═══ Task input

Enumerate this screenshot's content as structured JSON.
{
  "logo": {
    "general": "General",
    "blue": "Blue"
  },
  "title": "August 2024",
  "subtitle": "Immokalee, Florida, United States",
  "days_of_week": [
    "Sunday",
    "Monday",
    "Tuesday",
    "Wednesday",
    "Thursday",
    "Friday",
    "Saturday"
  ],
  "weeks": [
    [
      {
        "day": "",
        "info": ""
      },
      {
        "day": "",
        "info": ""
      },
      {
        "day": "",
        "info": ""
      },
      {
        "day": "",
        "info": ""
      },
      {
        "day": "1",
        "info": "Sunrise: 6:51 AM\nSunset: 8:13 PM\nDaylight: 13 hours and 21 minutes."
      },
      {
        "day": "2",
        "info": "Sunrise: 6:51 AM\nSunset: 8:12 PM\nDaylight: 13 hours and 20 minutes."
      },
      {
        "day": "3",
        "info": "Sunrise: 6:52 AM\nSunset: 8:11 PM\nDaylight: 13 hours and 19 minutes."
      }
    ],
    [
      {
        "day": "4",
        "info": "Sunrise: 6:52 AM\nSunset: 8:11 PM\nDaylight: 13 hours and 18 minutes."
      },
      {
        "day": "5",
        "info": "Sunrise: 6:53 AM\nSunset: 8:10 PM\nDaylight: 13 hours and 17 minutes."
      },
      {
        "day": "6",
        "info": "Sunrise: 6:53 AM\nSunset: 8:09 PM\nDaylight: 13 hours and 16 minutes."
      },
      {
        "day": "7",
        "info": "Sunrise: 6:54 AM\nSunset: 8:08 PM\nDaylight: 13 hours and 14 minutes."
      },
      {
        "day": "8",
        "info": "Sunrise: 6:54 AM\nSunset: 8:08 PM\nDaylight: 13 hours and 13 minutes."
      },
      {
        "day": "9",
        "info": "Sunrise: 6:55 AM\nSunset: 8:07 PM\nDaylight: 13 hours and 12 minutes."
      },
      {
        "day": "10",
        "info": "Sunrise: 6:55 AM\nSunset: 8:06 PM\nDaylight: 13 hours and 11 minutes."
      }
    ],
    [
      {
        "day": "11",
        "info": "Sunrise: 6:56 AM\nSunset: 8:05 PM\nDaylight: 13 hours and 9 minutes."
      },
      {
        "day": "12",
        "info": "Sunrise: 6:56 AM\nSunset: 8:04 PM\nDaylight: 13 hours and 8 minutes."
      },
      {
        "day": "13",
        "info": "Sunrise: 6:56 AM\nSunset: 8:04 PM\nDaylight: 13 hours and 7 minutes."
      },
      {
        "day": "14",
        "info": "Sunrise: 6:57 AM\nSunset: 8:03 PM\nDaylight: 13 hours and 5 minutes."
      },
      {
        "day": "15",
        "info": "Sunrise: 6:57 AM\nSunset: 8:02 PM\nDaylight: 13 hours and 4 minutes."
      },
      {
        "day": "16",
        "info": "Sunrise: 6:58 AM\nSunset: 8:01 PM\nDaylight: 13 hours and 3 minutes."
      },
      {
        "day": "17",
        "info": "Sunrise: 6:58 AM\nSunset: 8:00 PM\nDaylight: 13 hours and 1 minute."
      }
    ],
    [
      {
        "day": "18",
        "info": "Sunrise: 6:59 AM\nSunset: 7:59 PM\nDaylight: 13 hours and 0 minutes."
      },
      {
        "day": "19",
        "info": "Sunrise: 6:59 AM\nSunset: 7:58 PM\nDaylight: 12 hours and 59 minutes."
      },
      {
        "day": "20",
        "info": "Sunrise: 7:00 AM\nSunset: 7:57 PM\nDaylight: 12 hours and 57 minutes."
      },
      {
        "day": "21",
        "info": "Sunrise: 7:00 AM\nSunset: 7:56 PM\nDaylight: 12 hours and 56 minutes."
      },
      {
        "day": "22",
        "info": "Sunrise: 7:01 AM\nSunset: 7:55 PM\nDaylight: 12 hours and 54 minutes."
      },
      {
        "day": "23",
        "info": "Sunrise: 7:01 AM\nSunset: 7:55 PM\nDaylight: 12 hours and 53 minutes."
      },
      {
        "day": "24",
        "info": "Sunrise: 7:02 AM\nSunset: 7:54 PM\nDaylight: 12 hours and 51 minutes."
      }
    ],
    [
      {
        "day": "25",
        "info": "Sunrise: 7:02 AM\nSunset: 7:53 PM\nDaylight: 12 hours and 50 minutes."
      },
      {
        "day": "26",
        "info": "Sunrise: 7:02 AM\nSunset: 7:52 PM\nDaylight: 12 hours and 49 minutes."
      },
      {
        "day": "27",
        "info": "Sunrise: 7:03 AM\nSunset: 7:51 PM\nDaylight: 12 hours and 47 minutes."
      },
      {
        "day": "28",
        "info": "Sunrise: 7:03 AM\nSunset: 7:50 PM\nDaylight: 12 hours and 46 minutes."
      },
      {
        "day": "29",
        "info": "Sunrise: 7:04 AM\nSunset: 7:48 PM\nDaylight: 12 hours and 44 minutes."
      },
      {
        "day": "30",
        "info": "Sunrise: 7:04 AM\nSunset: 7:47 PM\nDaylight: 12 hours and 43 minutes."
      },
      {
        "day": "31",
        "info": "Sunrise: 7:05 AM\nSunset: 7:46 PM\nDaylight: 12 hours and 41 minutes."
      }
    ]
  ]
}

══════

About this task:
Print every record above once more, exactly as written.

Result of this exercise:
Enumerate this screenshot's content as structured JSON.
{
  "logo": {
    "general": "General",
    "blue": "Blue"
  },
  "title": "August 2024",
  "subtitle": "Immokalee, Florida, United States",
  "days_of_week": [
    "Sunday",
    "Monday",
    "Tuesday",
    "Wednesday",
    "Thursday",
    "Friday",
    "Saturday"
  ],
  "weeks": [
    [
      {
        "day": "",
        "info": ""
      },
      {
        "day": "",
        "info": ""
      },
      {
        "day": "",
        "info": ""
      },
      {
        "day": "",
        "info": ""
      },
      {
        "day": "1",
        "info": "Sunrise: 6:51 AM\nSunset: 8:13 PM\nDaylight: 13 hours and 21 minutes."
      },
      {
        "day": "2",
        "info": "Sunrise: 6:51 AM\nSunset: 8:12 PM\nDaylight: 13 hours and 20 minutes."
      },
      {
        "day": "3",
        "info": "Sunrise: 6:52 AM\nSunset: 8:11 PM\nDaylight: 13 hours and 19 minutes."
      }
    ],
    [
      {
        "day": "4",
        "info": "Sunrise: 6:52 AM\nSunset: 8:11 PM\nDaylight: 13 hours and 18 minutes."
      },
      {
        "day": "5",
        "info": "Sunrise: 6:53 AM\nSunset: 8:10 PM\nDaylight: 13 hours and 17 minutes."
      },
      {
        "day": "6",
        "info": "Sunrise: 6:53 AM\nSunset: 8:09 PM\nDaylight: 13 hours and 16 minutes."
      },
      {
        "day": "7",
        "info": "Sunrise: 6:54 AM\nSunset: 8:08 PM\nDaylight: 13 hours and 14 minutes."
      },
      {
        "day": "8",
        "info": "Sunrise: 6:54 AM\nSunset: 8:08 PM\nDaylight: 13 hours and 13 minutes."
      },
      {
        "day": "9",
        "info": "Sunrise: 6:55 AM\nSunset: 8:07 PM\nDaylight: 13 hours and 12 minutes."
      },
      {
        "day": "10",
        "info": "Sunrise: 6:55 AM\nSunset: 8:06 PM\nDaylight: 13 hours and 11 minutes."
      }
    ],
    [
      {
        "day": "11",
        "info": "Sunrise: 6:56 AM\nSunset: 8:05 PM\nDaylight: 13 hours and 9 minutes."
      },
      {
        "day": "12",
        "info": "Sunrise: 6:56 AM\nSunset: 8:04 PM\nDaylight: 13 hours and 8 minutes."
      },
      {
        "day": "13",
        "info": "Sunrise: 6:56 AM\nSunset: 8:04 PM\nDaylight: 13 hours and 7 minutes."
      },
      {
        "day": "14",
        "info": "Sunrise: 6:57 AM\nSunset: 8:03 PM\nDaylight: 13 hours and 5 minutes."
      },
      {
        "day": "15",
        "info": "Sunrise: 6:57 AM\nSunset: 8:02 PM\nDaylight: 13 hours and 4 minutes."
      },
      {
        "day": "16",
        "info": "Sunrise: 6:58 AM\nSunset: 8:01 PM\nDaylight: 13 hours and 3 minutes."
      },
      {
        "day": "17",
        "info": "Sunrise: 6:58 AM\nSunset: 8:00 PM\nDaylight: 13 hours and 1 minute."
      }
    ],
    [
      {
        "day": "18",
        "info": "Sunrise: 6:59 AM\nSunset: 7:59 PM\nDaylight: 13 hours and 0 minutes."
      },
      {
        "day": "19",
        "info": "Sunrise: 6:59 AM\nSunset: 7:58 PM\nDaylight: 12 hours and 59 minutes."
      },
      {
        "day": "20",
        "info": "Sunrise: 7:00 AM\nSunset: 7:57 PM\nDaylight: 12 hours and 57 minutes."
      },
      {
        "day": "21",
        "info": "Sunrise: 7:00 AM\nSunset: 7:56 PM\nDaylight: 12 hours and 56 minutes."
      },
      {
        "day": "22",
        "info": "Sunrise: 7:01 AM\nSunset: 7:55 PM\nDaylight: 12 hours and 54 minutes."
      },
      {
        "day": "23",
        "info": "Sunrise: 7:01 AM\nSunset: 7:55 PM\nDaylight: 12 hours and 53 minutes."
      },
      {
        "day": "24",
        "info": "Sunrise: 7:02 AM\nSunset: 7:54 PM\nDaylight: 12 hours and 51 minutes."
      }
    ],
    [
      {
        "day": "25",
        "info": "Sunrise: 7:02 AM\nSunset: 7:53 PM\nDaylight: 12 hours and 50 minutes."
      },
      {
        "day": "26",
        "info": "Sunrise: 7:02 AM\nSunset: 7:52 PM\nDaylight: 12 hours and 49 minutes."
      },
      {
        "day": "27",
        "info": "Sunrise: 7:03 AM\nSunset: 7:51 PM\nDaylight: 12 hours and 47 minutes."
      },
      {
        "day": "28",
        "info": "Sunrise: 7:03 AM\nSunset: 7:50 PM\nDaylight: 12 hours and 46 minutes."
      },
      {
        "day": "29",
        "info": "Sunrise: 7:04 AM\nSunset: 7:48 PM\nDaylight: 12 hours and 44 minutes."
      },
      {
        "day": "30",
        "info": "Sunrise: 7:04 AM\nSunset: 7:47 PM\nDaylight: 12 hours and 43 minutes."
      },
      {
        "day": "31",
        "info": "Sunrise: 7:05 AM\nSunset: 7:46 PM\nDaylight: 12 hours and 41 minutes."
      }
    ]
  ]
}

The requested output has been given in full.